> Assignment
Hand back all of the records exactly as they read.

────────────────────

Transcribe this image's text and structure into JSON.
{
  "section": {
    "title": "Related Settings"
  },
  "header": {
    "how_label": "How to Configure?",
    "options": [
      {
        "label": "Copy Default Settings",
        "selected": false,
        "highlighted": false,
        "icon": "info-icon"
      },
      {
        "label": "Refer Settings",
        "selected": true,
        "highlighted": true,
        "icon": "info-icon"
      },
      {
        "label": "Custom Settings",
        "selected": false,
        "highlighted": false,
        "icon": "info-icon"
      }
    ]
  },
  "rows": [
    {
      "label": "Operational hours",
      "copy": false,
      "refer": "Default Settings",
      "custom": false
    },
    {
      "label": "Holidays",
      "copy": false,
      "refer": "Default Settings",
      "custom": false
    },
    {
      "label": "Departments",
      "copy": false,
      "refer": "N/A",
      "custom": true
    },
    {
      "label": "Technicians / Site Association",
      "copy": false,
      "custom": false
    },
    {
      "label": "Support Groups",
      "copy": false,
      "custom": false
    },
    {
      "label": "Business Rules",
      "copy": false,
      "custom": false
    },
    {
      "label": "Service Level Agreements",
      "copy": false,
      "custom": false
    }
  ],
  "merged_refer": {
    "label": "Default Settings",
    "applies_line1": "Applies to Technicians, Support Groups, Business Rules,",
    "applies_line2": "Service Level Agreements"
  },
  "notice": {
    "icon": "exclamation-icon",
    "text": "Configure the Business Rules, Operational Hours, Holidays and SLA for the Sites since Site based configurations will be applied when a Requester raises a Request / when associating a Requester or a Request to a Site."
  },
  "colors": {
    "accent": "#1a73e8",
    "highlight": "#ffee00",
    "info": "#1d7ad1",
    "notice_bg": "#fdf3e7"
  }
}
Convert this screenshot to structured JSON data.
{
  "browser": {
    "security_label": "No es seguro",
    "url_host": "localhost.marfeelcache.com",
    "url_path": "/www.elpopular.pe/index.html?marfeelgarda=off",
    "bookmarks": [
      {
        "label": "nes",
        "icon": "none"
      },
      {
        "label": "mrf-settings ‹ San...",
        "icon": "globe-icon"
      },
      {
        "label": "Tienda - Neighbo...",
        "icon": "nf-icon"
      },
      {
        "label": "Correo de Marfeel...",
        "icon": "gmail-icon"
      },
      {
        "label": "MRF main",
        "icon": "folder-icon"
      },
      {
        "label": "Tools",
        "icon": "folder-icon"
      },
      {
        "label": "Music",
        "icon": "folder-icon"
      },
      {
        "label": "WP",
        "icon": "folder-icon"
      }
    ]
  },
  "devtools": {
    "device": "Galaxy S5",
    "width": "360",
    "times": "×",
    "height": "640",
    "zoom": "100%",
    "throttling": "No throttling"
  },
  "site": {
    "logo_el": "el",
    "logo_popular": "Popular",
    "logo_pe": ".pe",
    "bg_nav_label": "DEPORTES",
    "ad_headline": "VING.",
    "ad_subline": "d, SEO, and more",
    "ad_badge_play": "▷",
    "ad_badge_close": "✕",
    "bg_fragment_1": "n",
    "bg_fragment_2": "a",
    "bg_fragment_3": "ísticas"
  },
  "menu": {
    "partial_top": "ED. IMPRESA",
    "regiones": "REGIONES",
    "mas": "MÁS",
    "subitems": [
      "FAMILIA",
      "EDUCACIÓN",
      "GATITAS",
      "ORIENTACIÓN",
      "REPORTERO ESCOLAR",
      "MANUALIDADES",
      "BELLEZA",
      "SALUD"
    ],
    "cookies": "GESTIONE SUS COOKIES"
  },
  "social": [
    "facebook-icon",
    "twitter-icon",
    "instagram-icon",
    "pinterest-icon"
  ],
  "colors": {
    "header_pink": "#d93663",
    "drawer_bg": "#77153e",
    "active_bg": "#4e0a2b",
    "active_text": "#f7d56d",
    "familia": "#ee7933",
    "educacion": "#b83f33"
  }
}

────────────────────

> Response to the task
Transcribe this image's text and structure into JSON.
{
  "section": {
    "title": "Related Settings"
  },
  "header": {
    "how_label": "How to Configure?",
    "options": [
      {
        "label": "Copy Default Settings",
        "selected": false,
        "highlighted": false,
        "icon": "info-icon"
      },
      {
        "label": "Refer Settings",
        "selected": true,
        "highlighted": true,
        "icon": "info-icon"
      },
      {
        "label": "Custom Settings",
        "selected": false,
        "highlighted": false,
        "icon": "info-icon"
      }
    ]
  },
  "rows": [
    {
      "label": "Operational hours",
      "copy": false,
      "refer": "Default Settings",
      "custom": false
    },
    {
      "label": "Holidays",
      "copy": false,
      "refer": "Default Settings",
      "custom": false
    },
    {
      "label": "Departments",
      "copy": false,
      "refer": "N/A",
      "custom": true
    },
    {
      "label": "Technicians / Site Association",
      "copy": false,
      "custom": false
    },
    {
      "label": "Support Groups",
      "copy": false,
      "custom": false
    },
    {
      "label": "Business Rules",
      "copy": false,
      "custom": false
    },
    {
      "label": "Service Level Agreements",
      "copy": false,
      "custom": false
    }
  ],
  "merged_refer": {
    "label": "Default Settings",
    "applies_line1": "Applies to Technicians, Support Groups, Business Rules,",
    "applies_line2": "Service Level Agreements"
  },
  "notice": {
    "icon": "exclamation-icon",
    "text": "Configure the Business Rules, Operational Hours, Holidays and SLA for the Sites since Site based configurations will be applied when a Requester raises a Request / when associating a Requester or a Request to a Site."
  },
  "colors": {
    "accent": "#1a73e8",
    "highlight": "#ffee00",
    "info": "#1d7ad1",
    "notice_bg": "#fdf3e7"
  }
}
Convert this screenshot to structured JSON data.
{
  "browser": {
    "security_label": "No es seguro",
    "url_host": "localhost.marfeelcache.com",
    "url_path": "/www.elpopular.pe/index.html?marfeelgarda=off",
    "bookmarks": [
      {
        "label": "nes",
        "icon": "none"
      },
      {
        "label": "mrf-settings ‹ San...",
        "icon": "globe-icon"
      },
      {
        "label": "Tienda - Neighbo...",
        "icon": "nf-icon"
      },
      {
        "label": "Correo de Marfeel...",
        "icon": "gmail-icon"
      },
      {
        "label": "MRF main",
        "icon": "folder-icon"
      },
      {
        "label": "Tools",
        "icon": "folder-icon"
      },
      {
        "label": "Music",
        "icon": "folder-icon"
      },
      {
        "label": "WP",
        "icon": "folder-icon"
      }
    ]
  },
  "devtools": {
    "device": "Galaxy S5",
    "width": "360",
    "times": "×",
    "height": "640",
    "zoom": "100%",
    "throttling": "No throttling"
  },
  "site": {
    "logo_el": "el",
    "logo_popular": "Popular",
    "logo_pe": ".pe",
    "bg_nav_label": "DEPORTES",
    "ad_headline": "VING.",
    "ad_subline": "d, SEO, and more",
    "ad_badge_play": "▷",
    "ad_badge_close": "✕",
    "bg_fragment_1": "n",
    "bg_fragment_2": "a",
    "bg_fragment_3": "ísticas"
  },
  "menu": {
    "partial_top": "ED. IMPRESA",
    "regiones": "REGIONES",
    "mas": "MÁS",
    "subitems": [
      "FAMILIA",
      "EDUCACIÓN",
      "GATITAS",
      "ORIENTACIÓN",
      "REPORTERO ESCOLAR",
      "MANUALIDADES",
      "BELLEZA",
      "SALUD"
    ],
    "cookies": "GESTIONE SUS COOKIES"
  },
  "social": [
    "facebook-icon",
    "twitter-icon",
    "instagram-icon",
    "pinterest-icon"
  ],
  "colors": {
    "header_pink": "#d93663",
    "drawer_bg": "#77153e",
    "active_bg": "#4e0a2b",
    "active_text": "#f7d56d",
    "familia": "#ee7933",
    "educacion": "#b83f33"
  }
}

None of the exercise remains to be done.